• Action item
Go through the entries below and collect each line with the string "title" in it.

# # # # #

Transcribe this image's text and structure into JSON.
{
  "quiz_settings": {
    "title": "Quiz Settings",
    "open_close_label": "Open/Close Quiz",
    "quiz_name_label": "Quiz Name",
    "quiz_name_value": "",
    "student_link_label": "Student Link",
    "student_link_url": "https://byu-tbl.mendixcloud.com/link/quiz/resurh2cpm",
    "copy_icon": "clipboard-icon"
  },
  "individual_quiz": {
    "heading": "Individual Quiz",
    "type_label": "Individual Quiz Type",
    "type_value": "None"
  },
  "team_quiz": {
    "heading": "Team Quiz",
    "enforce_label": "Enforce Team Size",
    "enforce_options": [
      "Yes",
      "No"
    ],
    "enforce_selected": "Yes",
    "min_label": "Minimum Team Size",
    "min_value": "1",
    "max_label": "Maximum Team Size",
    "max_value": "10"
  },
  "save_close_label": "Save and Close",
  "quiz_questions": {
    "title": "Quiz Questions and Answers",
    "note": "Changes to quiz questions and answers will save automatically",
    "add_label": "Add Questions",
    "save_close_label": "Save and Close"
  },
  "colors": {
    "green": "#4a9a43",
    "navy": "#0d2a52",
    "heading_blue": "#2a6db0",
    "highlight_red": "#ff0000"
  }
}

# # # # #

• Exercise answer
    "title": "Quiz Settings",
    "title": "Quiz Questions and Answers",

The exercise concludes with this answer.